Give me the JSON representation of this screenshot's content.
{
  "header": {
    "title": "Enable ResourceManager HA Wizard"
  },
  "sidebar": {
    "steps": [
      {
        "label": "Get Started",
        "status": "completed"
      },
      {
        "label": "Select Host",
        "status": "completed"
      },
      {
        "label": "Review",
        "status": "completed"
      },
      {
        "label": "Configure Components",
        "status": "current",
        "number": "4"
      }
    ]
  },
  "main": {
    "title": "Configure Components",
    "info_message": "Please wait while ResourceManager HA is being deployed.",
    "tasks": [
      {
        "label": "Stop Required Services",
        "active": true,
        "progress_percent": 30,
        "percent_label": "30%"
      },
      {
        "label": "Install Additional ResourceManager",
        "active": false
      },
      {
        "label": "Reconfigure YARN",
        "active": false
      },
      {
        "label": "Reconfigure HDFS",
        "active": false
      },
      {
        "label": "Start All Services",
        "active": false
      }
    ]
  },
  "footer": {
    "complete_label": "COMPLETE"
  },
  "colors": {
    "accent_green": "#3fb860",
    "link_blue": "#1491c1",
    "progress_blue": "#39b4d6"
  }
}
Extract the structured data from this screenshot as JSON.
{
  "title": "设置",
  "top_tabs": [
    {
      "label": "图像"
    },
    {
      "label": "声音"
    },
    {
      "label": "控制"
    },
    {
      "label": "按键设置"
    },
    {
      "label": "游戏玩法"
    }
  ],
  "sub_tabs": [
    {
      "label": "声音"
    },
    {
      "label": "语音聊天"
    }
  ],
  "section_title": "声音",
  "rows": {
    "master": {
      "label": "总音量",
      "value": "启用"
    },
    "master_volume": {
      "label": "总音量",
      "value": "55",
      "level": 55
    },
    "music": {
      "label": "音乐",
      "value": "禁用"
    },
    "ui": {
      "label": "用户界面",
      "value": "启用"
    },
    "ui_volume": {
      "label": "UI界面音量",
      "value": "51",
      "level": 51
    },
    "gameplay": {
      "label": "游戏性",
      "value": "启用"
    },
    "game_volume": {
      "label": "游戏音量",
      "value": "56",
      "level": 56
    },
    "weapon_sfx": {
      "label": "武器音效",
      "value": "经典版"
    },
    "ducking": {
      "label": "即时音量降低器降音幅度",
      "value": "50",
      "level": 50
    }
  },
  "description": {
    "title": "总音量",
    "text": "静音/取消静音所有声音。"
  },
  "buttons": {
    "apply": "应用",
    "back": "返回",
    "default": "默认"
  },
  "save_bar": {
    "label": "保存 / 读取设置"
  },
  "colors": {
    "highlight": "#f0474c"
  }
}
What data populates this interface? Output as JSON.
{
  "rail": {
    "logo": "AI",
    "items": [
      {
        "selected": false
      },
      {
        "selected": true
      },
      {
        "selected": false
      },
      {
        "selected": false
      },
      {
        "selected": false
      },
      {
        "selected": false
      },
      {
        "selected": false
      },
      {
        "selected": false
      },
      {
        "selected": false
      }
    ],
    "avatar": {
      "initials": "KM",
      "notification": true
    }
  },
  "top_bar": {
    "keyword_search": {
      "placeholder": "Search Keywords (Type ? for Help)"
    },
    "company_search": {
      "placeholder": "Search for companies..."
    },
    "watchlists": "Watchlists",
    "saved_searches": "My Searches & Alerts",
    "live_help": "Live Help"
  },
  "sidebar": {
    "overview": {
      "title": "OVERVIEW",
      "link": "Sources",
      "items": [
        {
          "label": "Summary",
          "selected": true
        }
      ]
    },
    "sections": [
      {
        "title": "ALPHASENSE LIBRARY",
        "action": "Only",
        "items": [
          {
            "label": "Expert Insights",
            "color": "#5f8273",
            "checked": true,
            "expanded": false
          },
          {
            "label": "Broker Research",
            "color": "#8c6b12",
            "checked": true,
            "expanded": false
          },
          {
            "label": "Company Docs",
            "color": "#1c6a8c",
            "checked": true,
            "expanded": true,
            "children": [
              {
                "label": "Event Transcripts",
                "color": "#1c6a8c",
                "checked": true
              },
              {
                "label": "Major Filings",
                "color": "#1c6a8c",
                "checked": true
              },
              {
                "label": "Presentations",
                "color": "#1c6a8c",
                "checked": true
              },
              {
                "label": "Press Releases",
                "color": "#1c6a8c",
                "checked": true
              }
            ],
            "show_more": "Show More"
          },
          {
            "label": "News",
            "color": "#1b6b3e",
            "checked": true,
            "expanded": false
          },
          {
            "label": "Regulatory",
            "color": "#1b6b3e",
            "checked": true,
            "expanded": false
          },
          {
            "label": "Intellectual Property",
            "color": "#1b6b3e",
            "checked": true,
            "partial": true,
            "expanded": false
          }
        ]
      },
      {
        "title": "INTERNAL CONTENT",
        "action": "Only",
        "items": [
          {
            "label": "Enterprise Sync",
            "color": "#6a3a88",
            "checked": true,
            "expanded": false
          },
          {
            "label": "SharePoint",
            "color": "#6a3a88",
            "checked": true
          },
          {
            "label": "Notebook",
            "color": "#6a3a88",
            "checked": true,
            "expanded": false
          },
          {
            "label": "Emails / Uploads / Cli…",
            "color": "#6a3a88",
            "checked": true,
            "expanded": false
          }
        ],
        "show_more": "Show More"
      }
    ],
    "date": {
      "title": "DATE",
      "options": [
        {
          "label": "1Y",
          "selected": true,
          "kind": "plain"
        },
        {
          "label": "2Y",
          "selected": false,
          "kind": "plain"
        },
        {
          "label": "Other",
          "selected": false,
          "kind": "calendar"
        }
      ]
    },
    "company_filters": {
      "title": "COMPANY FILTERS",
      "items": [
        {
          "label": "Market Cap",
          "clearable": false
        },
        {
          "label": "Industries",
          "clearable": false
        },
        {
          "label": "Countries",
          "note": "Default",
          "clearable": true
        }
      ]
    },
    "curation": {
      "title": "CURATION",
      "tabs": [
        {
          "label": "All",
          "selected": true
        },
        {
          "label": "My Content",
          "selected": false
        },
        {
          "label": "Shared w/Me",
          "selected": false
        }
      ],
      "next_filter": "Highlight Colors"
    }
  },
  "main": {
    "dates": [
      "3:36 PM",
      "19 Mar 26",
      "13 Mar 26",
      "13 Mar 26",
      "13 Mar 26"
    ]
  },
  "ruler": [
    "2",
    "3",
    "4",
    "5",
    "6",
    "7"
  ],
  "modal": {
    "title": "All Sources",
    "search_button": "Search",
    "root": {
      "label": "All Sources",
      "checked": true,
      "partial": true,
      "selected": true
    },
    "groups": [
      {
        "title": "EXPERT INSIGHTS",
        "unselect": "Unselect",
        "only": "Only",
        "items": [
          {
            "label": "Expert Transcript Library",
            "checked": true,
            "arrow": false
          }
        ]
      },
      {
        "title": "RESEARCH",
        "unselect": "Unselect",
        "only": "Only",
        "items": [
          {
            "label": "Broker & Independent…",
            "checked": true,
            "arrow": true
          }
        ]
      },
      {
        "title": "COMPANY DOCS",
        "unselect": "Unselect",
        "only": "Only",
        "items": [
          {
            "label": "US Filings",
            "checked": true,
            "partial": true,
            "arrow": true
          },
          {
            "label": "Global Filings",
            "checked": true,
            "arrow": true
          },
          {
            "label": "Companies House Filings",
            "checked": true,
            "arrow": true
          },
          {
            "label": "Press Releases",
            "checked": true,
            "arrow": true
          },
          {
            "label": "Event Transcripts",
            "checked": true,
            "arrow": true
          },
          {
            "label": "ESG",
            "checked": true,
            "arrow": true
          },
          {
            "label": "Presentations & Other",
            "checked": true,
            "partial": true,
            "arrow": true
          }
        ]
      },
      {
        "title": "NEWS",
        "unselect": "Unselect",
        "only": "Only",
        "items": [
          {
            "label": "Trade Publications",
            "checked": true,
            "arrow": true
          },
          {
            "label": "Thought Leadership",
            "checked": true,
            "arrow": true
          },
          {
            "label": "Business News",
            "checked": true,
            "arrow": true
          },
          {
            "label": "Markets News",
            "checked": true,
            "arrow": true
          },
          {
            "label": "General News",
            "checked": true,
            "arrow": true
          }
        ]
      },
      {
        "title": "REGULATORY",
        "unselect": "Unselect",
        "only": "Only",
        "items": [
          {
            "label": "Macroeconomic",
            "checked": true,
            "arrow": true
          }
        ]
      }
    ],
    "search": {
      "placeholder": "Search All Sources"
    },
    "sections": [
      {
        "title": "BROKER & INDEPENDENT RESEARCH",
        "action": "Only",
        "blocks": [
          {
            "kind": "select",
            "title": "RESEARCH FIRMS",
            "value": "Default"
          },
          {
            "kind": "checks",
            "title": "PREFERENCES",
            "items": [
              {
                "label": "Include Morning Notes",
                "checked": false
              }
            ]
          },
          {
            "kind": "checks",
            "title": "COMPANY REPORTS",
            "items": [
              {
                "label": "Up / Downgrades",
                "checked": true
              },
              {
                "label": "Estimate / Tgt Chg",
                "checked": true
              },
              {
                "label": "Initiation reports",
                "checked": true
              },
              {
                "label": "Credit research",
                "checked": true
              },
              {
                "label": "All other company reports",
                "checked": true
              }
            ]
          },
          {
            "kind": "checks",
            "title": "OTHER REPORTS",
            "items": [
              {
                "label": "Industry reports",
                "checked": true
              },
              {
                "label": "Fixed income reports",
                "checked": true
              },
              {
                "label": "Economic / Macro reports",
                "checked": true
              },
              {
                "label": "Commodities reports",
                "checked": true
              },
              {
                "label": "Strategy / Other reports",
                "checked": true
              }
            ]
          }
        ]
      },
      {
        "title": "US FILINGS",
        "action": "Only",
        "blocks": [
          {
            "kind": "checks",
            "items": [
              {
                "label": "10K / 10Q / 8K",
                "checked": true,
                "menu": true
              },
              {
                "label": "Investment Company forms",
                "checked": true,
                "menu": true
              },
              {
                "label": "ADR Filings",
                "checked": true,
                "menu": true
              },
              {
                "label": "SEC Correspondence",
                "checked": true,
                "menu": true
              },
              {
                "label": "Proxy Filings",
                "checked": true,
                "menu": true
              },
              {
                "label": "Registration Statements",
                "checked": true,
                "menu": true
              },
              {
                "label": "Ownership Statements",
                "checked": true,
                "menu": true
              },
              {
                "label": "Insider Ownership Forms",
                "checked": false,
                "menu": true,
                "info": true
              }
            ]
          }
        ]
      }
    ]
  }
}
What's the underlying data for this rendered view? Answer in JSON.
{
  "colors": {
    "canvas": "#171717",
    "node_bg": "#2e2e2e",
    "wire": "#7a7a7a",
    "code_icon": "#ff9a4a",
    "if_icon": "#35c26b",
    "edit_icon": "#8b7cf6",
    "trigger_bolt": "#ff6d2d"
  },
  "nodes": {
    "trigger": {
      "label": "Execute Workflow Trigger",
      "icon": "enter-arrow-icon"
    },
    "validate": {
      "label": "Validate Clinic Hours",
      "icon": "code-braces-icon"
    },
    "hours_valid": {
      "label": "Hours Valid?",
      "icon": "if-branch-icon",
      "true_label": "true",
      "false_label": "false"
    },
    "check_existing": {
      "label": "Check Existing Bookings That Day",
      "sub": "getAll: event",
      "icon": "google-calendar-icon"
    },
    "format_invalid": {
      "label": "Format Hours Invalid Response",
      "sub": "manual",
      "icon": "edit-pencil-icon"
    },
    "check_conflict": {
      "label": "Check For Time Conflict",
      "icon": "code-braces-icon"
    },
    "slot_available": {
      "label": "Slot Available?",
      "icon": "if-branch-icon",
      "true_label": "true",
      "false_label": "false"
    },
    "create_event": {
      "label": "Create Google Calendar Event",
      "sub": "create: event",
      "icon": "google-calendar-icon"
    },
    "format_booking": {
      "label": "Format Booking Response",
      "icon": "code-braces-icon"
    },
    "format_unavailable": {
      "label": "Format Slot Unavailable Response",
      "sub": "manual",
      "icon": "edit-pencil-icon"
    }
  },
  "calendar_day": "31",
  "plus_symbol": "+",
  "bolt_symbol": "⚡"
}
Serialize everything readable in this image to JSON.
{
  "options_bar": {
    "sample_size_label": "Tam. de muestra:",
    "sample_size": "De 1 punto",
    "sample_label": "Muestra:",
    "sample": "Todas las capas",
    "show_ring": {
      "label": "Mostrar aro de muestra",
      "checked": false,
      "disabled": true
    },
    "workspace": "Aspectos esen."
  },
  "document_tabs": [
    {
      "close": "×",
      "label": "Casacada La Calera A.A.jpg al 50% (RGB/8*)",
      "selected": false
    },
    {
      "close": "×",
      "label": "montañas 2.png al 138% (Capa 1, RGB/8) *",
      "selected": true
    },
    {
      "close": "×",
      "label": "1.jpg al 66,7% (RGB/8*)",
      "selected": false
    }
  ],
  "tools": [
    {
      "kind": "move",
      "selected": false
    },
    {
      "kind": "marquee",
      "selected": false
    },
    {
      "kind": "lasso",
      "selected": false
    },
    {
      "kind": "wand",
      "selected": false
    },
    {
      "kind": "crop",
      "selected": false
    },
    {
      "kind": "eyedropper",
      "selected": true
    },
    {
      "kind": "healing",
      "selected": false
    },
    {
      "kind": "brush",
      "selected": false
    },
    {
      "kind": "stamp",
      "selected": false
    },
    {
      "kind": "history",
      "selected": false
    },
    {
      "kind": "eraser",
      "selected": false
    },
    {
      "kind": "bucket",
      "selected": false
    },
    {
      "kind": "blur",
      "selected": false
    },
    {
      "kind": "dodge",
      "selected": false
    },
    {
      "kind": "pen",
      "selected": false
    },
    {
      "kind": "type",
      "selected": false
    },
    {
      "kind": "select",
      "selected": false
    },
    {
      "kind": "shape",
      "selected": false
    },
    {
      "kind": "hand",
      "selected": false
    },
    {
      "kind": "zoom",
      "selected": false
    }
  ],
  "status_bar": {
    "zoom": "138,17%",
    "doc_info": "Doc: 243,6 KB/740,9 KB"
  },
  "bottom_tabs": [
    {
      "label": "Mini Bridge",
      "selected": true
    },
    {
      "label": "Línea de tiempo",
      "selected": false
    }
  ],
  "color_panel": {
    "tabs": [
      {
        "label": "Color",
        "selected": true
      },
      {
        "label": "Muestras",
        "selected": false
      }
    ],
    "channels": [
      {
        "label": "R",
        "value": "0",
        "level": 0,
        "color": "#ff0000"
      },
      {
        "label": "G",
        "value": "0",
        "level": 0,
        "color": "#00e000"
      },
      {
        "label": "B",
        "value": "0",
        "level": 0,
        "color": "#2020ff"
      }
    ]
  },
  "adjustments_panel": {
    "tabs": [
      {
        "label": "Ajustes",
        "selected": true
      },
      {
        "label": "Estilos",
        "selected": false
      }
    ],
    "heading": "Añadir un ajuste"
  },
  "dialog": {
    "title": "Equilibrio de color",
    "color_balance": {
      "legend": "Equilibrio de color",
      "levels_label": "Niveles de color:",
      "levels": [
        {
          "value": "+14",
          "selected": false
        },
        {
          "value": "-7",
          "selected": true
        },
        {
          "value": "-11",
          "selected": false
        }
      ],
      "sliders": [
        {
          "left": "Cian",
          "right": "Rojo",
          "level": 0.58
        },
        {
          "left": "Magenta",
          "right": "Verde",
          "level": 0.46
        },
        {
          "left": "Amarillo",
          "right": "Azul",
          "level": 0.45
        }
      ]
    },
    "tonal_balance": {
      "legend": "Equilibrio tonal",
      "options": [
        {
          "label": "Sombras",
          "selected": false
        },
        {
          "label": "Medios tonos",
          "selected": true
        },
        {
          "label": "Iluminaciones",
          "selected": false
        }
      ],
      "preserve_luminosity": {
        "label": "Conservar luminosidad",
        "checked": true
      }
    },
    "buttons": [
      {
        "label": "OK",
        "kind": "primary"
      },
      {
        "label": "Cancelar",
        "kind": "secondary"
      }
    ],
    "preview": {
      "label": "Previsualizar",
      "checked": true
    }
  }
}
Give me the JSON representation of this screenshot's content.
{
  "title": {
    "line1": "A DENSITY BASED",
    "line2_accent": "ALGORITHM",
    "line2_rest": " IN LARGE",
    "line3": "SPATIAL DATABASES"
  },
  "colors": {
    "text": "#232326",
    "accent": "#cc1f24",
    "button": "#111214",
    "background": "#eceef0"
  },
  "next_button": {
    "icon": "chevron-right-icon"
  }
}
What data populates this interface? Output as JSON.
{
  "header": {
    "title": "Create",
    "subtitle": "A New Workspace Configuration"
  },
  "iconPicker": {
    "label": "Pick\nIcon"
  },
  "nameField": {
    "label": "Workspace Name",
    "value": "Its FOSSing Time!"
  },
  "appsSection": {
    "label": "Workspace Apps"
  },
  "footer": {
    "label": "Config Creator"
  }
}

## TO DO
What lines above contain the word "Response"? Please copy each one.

## ANSWER TO THIS EXERCISE
      "label": "Format Hours Invalid Response",
      "label": "Format Booking Response",
      "label": "Format Slot Unavailable Response",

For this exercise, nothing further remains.